Minimise snacking, which creates a constant supply of sugar, and thus acid in the mouth. Avoid constant sipping of sugary drinks or frequent sucking on candy and mints.
Eating nutritious meals and limiting the number of sugary snacks you eat between brushings is also an important part of a sound oral health routine, as is drinking plenty of water. Water keeps saliva flowing, which neutralises the acid created by plaque.
Some mouthwashes kill bacteria in the mouth, but can only be used for a limited time, and under supervision of your dentist. Using sugarless chewing gum, especially those with xylitol, increases the flow of saliva, and thus helps prevent decay.

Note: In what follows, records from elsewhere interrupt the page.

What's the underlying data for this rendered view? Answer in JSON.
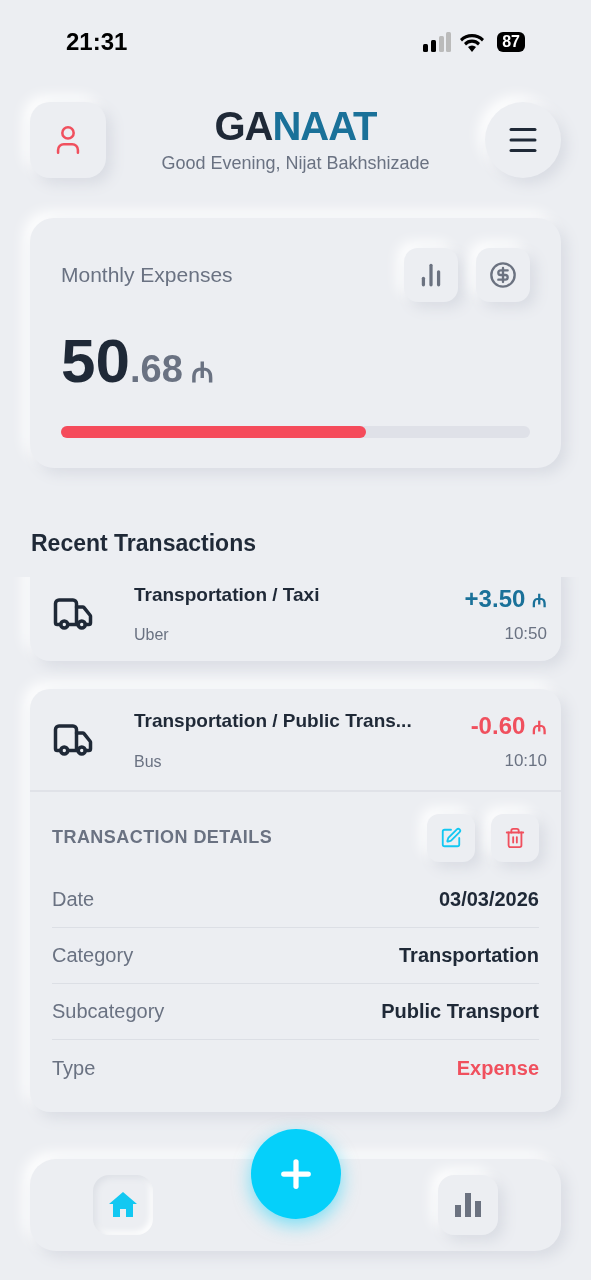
{
  "status_bar": {
    "time": "21:31",
    "battery": "87"
  },
  "header": {
    "logo": {
      "dark": "GA",
      "accent": "NAAT"
    },
    "greeting": "Good Evening, Nijat Bakhshizade"
  },
  "summary": {
    "title": "Monthly Expenses",
    "amount_whole": "50",
    "amount_fraction": ".68",
    "currency": "₼",
    "level": 0.65
  },
  "recent": {
    "title": "Recent Transactions",
    "items": [
      {
        "title": "Transportation / Taxi",
        "subtitle": "Uber",
        "amount": "+3.50",
        "currency": "₼",
        "time": "10:50",
        "kind": "income",
        "expanded": false
      },
      {
        "title": "Transportation / Public Trans...",
        "subtitle": "Bus",
        "amount": "-0.60",
        "currency": "₼",
        "time": "10:10",
        "kind": "expense",
        "expanded": true,
        "details": {
          "title": "TRANSACTION DETAILS",
          "rows": [
            {
              "label": "Date",
              "value": "03/03/2026",
              "kind": "plain"
            },
            {
              "label": "Category",
              "value": "Transportation",
              "kind": "plain"
            },
            {
              "label": "Subcategory",
              "value": "Public Transport",
              "kind": "plain"
            },
            {
              "label": "Type",
              "value": "Expense",
              "kind": "expense"
            }
          ]
        }
      }
    ]
  },
  "nav": {
    "items": [
      {
        "kind": "home",
        "selected": true
      },
      {
        "kind": "stats",
        "selected": false
      }
    ]
  }
}
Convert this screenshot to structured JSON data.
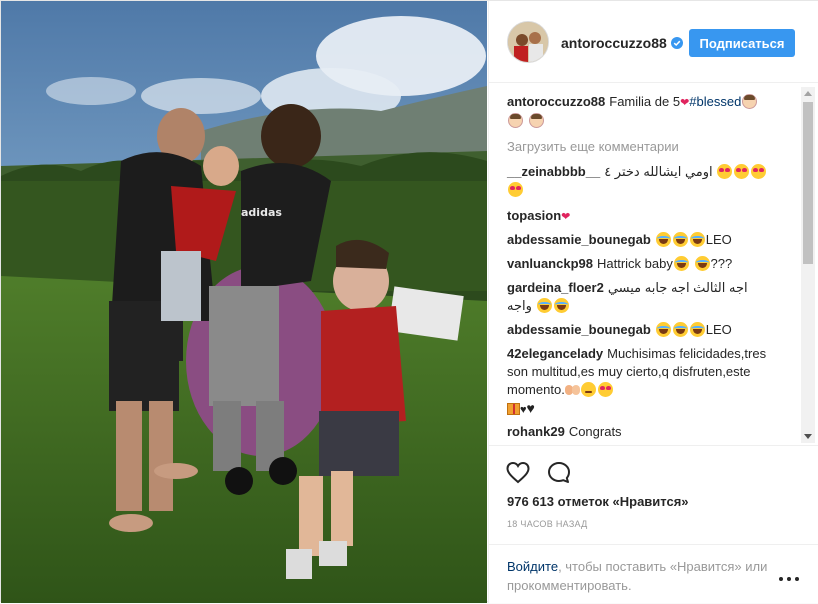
{
  "header": {
    "username": "antoroccuzzo88",
    "follow_label": "Подписаться"
  },
  "caption": {
    "username": "antoroccuzzo88",
    "text": "Familia de 5",
    "hashtag": "#blessed"
  },
  "load_more_label": "Загрузить еще комментарии",
  "comments": [
    {
      "user": "__zeinabbbb__",
      "text": "اومي ايشالله دختر ٤"
    },
    {
      "user": "topasion",
      "text": ""
    },
    {
      "user": "abdessamie_bounegab",
      "text": "LEO"
    },
    {
      "user": "vanluanckp98",
      "text": "Hattrick baby",
      "suffix": "???"
    },
    {
      "user": "gardeina_floer2",
      "text": "اجه الثالث اجه جابه ميسي",
      "text2": "واجه"
    },
    {
      "user": "abdessamie_bounegab",
      "text": "LEO"
    },
    {
      "user": "42elegancelady",
      "text": "Muchisimas felicidades,tres son multitud,es muy cierto,q disfruten,este momento."
    },
    {
      "user": "rohank29",
      "text": "Congrats"
    }
  ],
  "likes_label": "976 613 отметок «Нравится»",
  "time_label": "18 часов назад",
  "login_prompt": {
    "link": "Войдите",
    "text": ", чтобы поставить «Нравится» или прокомментировать."
  },
  "icons": {
    "like": "heart-outline-icon",
    "comment": "speech-bubble-icon",
    "more": "more-dots-icon",
    "verified": "verified-badge-icon"
  },
  "colors": {
    "accent": "#3897f0",
    "link": "#003569",
    "muted": "#999999",
    "text": "#262626"
  }
}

When children have to take antibiotics provided in a sugary, sticky syrup, have them rinse their mouths, brush their teeth or eat some cheese after each dose.
How are dental caries treated?

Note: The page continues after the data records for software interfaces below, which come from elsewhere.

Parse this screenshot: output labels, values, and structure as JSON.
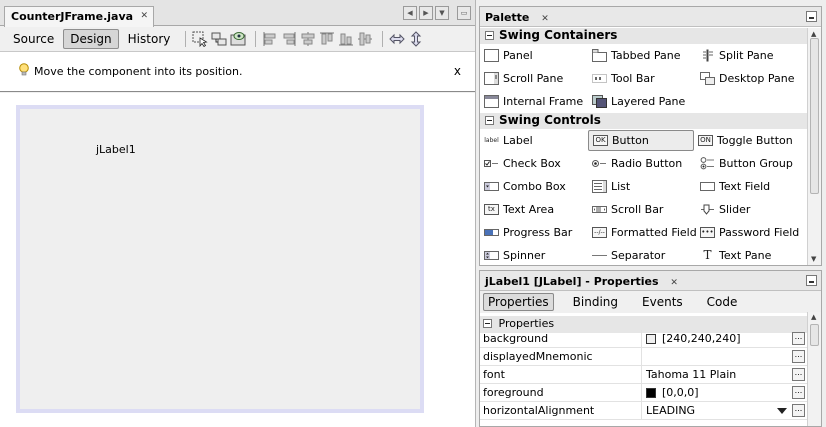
{
  "editor": {
    "file_tab": "CounterJFrame.java",
    "close_glyph": "✕",
    "views": [
      "Source",
      "Design",
      "History"
    ],
    "active_view": "Design",
    "hint": "Move the component into its position.",
    "hint_close": "x",
    "form_label": "jLabel1"
  },
  "palette": {
    "title": "Palette",
    "close_glyph": "✕",
    "categories": [
      {
        "name": "Swing Containers",
        "rows": [
          [
            {
              "label": "Panel",
              "icon": "panel-icon"
            },
            {
              "label": "Tabbed Pane",
              "icon": "tabbed-pane-icon"
            },
            {
              "label": "Split Pane",
              "icon": "split-pane-icon"
            }
          ],
          [
            {
              "label": "Scroll Pane",
              "icon": "scroll-pane-icon"
            },
            {
              "label": "Tool Bar",
              "icon": "tool-bar-icon"
            },
            {
              "label": "Desktop Pane",
              "icon": "desktop-pane-icon"
            }
          ],
          [
            {
              "label": "Internal Frame",
              "icon": "internal-frame-icon"
            },
            {
              "label": "Layered Pane",
              "icon": "layered-pane-icon"
            }
          ]
        ]
      },
      {
        "name": "Swing Controls",
        "rows": [
          [
            {
              "label": "Label",
              "icon": "label-icon",
              "glyph": "label"
            },
            {
              "label": "Button",
              "icon": "button-icon",
              "glyph": "OK",
              "selected": true
            },
            {
              "label": "Toggle Button",
              "icon": "toggle-button-icon",
              "glyph": "ON"
            }
          ],
          [
            {
              "label": "Check Box",
              "icon": "check-box-icon"
            },
            {
              "label": "Radio Button",
              "icon": "radio-button-icon"
            },
            {
              "label": "Button Group",
              "icon": "button-group-icon"
            }
          ],
          [
            {
              "label": "Combo Box",
              "icon": "combo-box-icon"
            },
            {
              "label": "List",
              "icon": "list-icon"
            },
            {
              "label": "Text Field",
              "icon": "text-field-icon"
            }
          ],
          [
            {
              "label": "Text Area",
              "icon": "text-area-icon",
              "glyph": "tx"
            },
            {
              "label": "Scroll Bar",
              "icon": "scroll-bar-icon"
            },
            {
              "label": "Slider",
              "icon": "slider-icon"
            }
          ],
          [
            {
              "label": "Progress Bar",
              "icon": "progress-bar-icon"
            },
            {
              "label": "Formatted Field",
              "icon": "formatted-field-icon",
              "glyph": "--/--"
            },
            {
              "label": "Password Field",
              "icon": "password-field-icon",
              "glyph": "•••"
            }
          ],
          [
            {
              "label": "Spinner",
              "icon": "spinner-icon"
            },
            {
              "label": "Separator",
              "icon": "separator-icon"
            },
            {
              "label": "Text Pane",
              "icon": "text-pane-icon",
              "glyph": "T"
            }
          ]
        ]
      }
    ]
  },
  "properties": {
    "title": "jLabel1 [JLabel] - Properties",
    "close_glyph": "✕",
    "tabs": [
      "Properties",
      "Binding",
      "Events",
      "Code"
    ],
    "active_tab": "Properties",
    "section": "Properties",
    "ellipsis": "...",
    "rows": [
      {
        "name": "background",
        "value": "[240,240,240]",
        "swatch": "#f0f0f0"
      },
      {
        "name": "displayedMnemonic",
        "value": ""
      },
      {
        "name": "font",
        "value": "Tahoma 11 Plain"
      },
      {
        "name": "foreground",
        "value": "[0,0,0]",
        "swatch": "#000000"
      },
      {
        "name": "horizontalAlignment",
        "value": "LEADING",
        "dropdown": true
      }
    ]
  }
}
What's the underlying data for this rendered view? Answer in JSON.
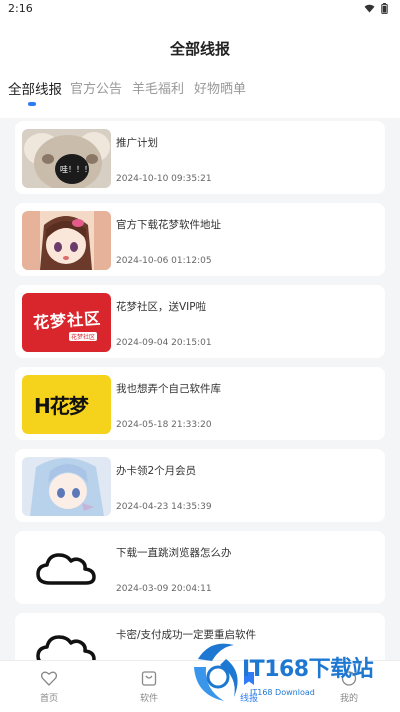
{
  "status_bar": {
    "time": "2:16"
  },
  "header": {
    "title": "全部线报"
  },
  "tabs": [
    {
      "label": "全部线报",
      "active": true
    },
    {
      "label": "官方公告",
      "active": false
    },
    {
      "label": "羊毛福利",
      "active": false
    },
    {
      "label": "好物晒单",
      "active": false
    }
  ],
  "posts": [
    {
      "title": "推广计划",
      "date": "2024-10-10 09:35:21",
      "thumb_text": "哇！！！"
    },
    {
      "title": "官方下载花梦软件地址",
      "date": "2024-10-06 01:12:05"
    },
    {
      "title": "花梦社区，送VIP啦",
      "date": "2024-09-04 20:15:01",
      "thumb_text": "花梦社区",
      "thumb_sub": "花梦社区"
    },
    {
      "title": "我也想弄个自己软件库",
      "date": "2024-05-18 21:33:20",
      "thumb_text": "H花梦"
    },
    {
      "title": "办卡领2个月会员",
      "date": "2024-04-23 14:35:39"
    },
    {
      "title": "下载一直跳浏览器怎么办",
      "date": "2024-03-09 20:04:11"
    },
    {
      "title": "卡密/支付成功一定要重启软件",
      "date": ""
    }
  ],
  "bottom_nav": [
    {
      "label": "首页",
      "icon": "heart-icon"
    },
    {
      "label": "软件",
      "icon": "bag-icon"
    },
    {
      "label": "线报",
      "icon": "bookmark-icon"
    },
    {
      "label": "我的",
      "icon": "user-icon"
    }
  ],
  "watermark": {
    "text": "IT168下载站",
    "sub": "IT168 Download"
  },
  "colors": {
    "accent": "#2f7cf6",
    "background": "#f4f5f7",
    "watermark": "#1e78d2"
  }
}
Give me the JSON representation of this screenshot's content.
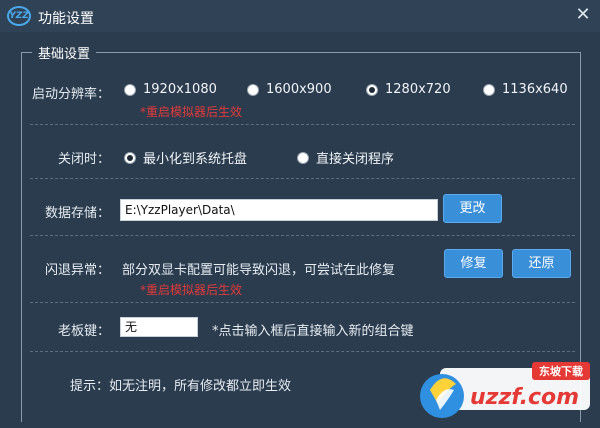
{
  "window": {
    "logo_text": "YZZ",
    "title": "功能设置",
    "close_glyph": "✕"
  },
  "section": {
    "legend": "基础设置"
  },
  "resolution": {
    "label": "启动分辨率：",
    "options": [
      {
        "label": "1920x1080",
        "selected": false
      },
      {
        "label": "1600x900",
        "selected": false
      },
      {
        "label": "1280x720",
        "selected": true
      },
      {
        "label": "1136x640",
        "selected": false
      }
    ],
    "note": "*重启模拟器后生效"
  },
  "close_behavior": {
    "label": "关闭时：",
    "options": [
      {
        "label": "最小化到系统托盘",
        "selected": true
      },
      {
        "label": "直接关闭程序",
        "selected": false
      }
    ]
  },
  "storage": {
    "label": "数据存储：",
    "path_value": "E:\\YzzPlayer\\Data\\",
    "change_button": "更改"
  },
  "crash": {
    "label": "闪退异常：",
    "description": "部分双显卡配置可能导致闪退，可尝试在此修复",
    "repair_button": "修复",
    "restore_button": "还原",
    "note": "*重启模拟器后生效"
  },
  "boss_key": {
    "label": "老板键：",
    "value": "无",
    "hint": "*点击输入框后直接输入新的组合键"
  },
  "footer": {
    "tip": "提示：如无注明，所有修改都立即生效"
  },
  "watermark": {
    "brand": "uzzf.com",
    "badge": "东坡下载"
  },
  "colors": {
    "window_bg": "#2b3c4e",
    "accent_blue": "#3a8fd9",
    "note_red": "#e03a3a"
  }
}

If caries is detected early it can simply be treated with high concentrations of fluoride, resulting in the arrest of the caries and remineralisation of the tooth enamel. This fluoride is applied in the consulting room during the six-monthly check-up. If a cavity has however already progressed into the dentine of the tooth, it will not be able to remineralise and will simply continue enlarging if it is not repaired, until the whole crown of the tooth is eaten away.

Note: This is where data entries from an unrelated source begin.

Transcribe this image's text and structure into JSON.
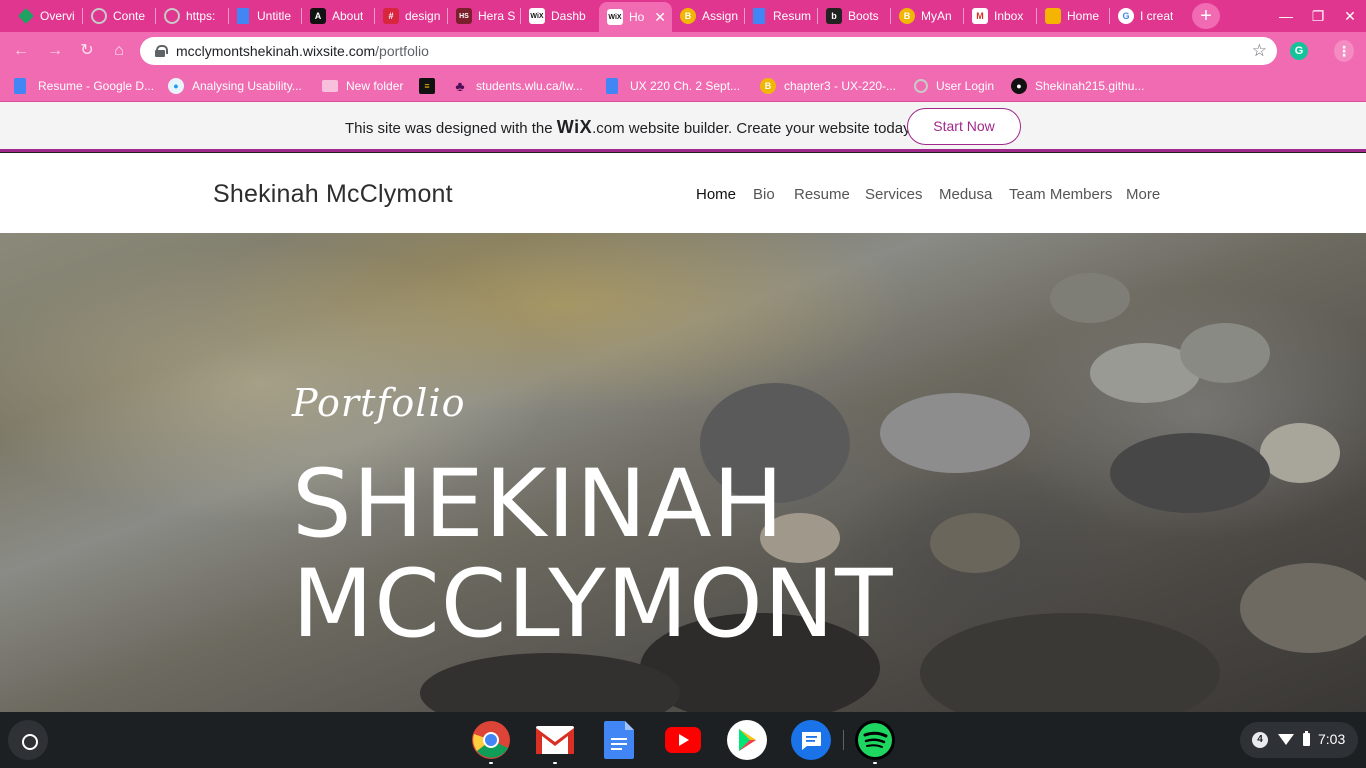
{
  "browser": {
    "tabs": [
      {
        "label": "Overvi",
        "favicon": "diamond-icon",
        "color": "#1ea362"
      },
      {
        "label": "Conte",
        "favicon": "globe-icon",
        "color": "#999999"
      },
      {
        "label": "https:",
        "favicon": "globe-icon",
        "color": "#999999"
      },
      {
        "label": "Untitle",
        "favicon": "docs-icon",
        "color": "#4285f4"
      },
      {
        "label": "About",
        "favicon": "a-logo-icon",
        "color": "#111111"
      },
      {
        "label": "design",
        "favicon": "design-icon",
        "color": "#d7263d"
      },
      {
        "label": "Hera S",
        "favicon": "hs-icon",
        "color": "#7a1f2b"
      },
      {
        "label": "Dashb",
        "favicon": "wix-icon",
        "color": "#ffffff"
      },
      {
        "label": "Ho",
        "favicon": "wix-icon",
        "color": "#ffffff",
        "active": true
      },
      {
        "label": "Assign",
        "favicon": "b-coin-icon",
        "color": "#f2b705"
      },
      {
        "label": "Resum",
        "favicon": "docs-icon",
        "color": "#4285f4"
      },
      {
        "label": "Boots",
        "favicon": "bootstrap-icon",
        "color": "#222222"
      },
      {
        "label": "MyAn",
        "favicon": "b-coin-icon",
        "color": "#f2b705"
      },
      {
        "label": "Inbox",
        "favicon": "gmail-icon",
        "color": "#ffffff"
      },
      {
        "label": "Home",
        "favicon": "slides-icon",
        "color": "#f4b400"
      },
      {
        "label": "I creat",
        "favicon": "google-icon",
        "color": "#ffffff"
      }
    ],
    "url_host": "mcclymontshekinah.wixsite.com",
    "url_path": "/portfolio",
    "bookmarks": [
      {
        "label": "Resume - Google D...",
        "icon": "docs-icon"
      },
      {
        "label": "Analysing Usability...",
        "icon": "bird-icon"
      },
      {
        "label": "New folder",
        "icon": "folder-icon"
      },
      {
        "label": "",
        "icon": "flag-icon"
      },
      {
        "label": "students.wlu.ca/lw...",
        "icon": "leaf-icon"
      },
      {
        "label": "UX 220 Ch. 2 Sept...",
        "icon": "docs-icon"
      },
      {
        "label": "chapter3 - UX-220-...",
        "icon": "b-coin-icon"
      },
      {
        "label": "User Login",
        "icon": "globe-icon"
      },
      {
        "label": "Shekinah215.githu...",
        "icon": "github-icon"
      }
    ]
  },
  "wix_banner": {
    "text_before": "This site was designed with the ",
    "logo": "WiX",
    "text_after": ".com website builder. Create your website today.",
    "cta": "Start Now"
  },
  "site": {
    "title": "Shekinah McClymont",
    "nav": [
      "Home",
      "Bio",
      "Resume",
      "Services",
      "Medusa",
      "Team Members",
      "More"
    ],
    "hero_script": "Portfolio",
    "hero_line1": "SHEKINAH",
    "hero_line2": "MCCLYMONT"
  },
  "shelf": {
    "apps": [
      "chrome-icon",
      "gmail-icon",
      "docs-icon",
      "youtube-icon",
      "play-store-icon",
      "messages-icon",
      "spotify-icon"
    ],
    "notification_count": "4",
    "time": "7:03"
  }
}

Fillings can be used to repair the damage caused by caries. Different types of filling materials are available.
Crowns are used if decay is extensive since most fillings only “plug” the hole created by the caries, and do not significantly increase the strength of the remaining poor tooth structure.
Root canal treatment
The removal of the contents of the pulp chamber and canal in the roots may be necessary if the infection has reached the pulp.
Removing “hopeless” teeth
In cases where the destruction caused by the caries is so advanced that the tooth cannot be saved, the tooth is removed and an implant, denture, or bridge can be put in place.
Home treatment for toothache
If you suffer from occasional mild toothache, try the following:
If you have sensitivity to cold drinks, try using toothpaste made for sensitive teeth. If your gums have receded (pulled away from the teeth), you may have exposed root surfaces. Toothpaste for sensitive teeth can help protect these areas.
You also should avoid “swishing” any alcoholic beverages, such as wine, which can dry out the roots and make the sensitivity worse. If there’s no change after routinely using toothpaste for sensitive teeth, see your dentist.
The other condition you can attempt to treat at home is dull ache and pressure in your upper teeth and jaw. This can signal a sinus headache, so try an over-the-counter sinus medication. If the pain persists, tell your dentist or doctor.
What is the outcome of dental caries?
If left untreated dental caries slowly eats into the tooth, destroying dentine and weakening the tooth.
As the caries progresses and destroys the dentine, which forms the underlying support for the enamel, the enamel is also endangered. Eventually the dentine support is so weak that the enamel breaks away – and you become aware of a problem due to a broken tooth. If there is a filling next to the area of decay, the filling itself might break, or even fall out.
The deeper the caries progresses into the dentine, the greater the danger is of the nerve and blood vessels becoming infected with the bacteria causing the caries. Often this is accompanied by toothache (or hot and cold sensitivity), which disappears after a day or two. However, easing of these symptoms does not indicate that the problem has resolved. Once the pulp is infected, the pain invariably returns, has a greater intensity and stays, and the only way to save the tooth is to perform root canal treatment.
When to call the dentist
Most types of toothache require a trip to the dentist. See your dentist if you experience any of the following:
Sharp pain when you bite down on food.
Lingering pain after you eat hot or cold foods.
Constant and severe pain.
Chronic pain in your head, neck, or ear.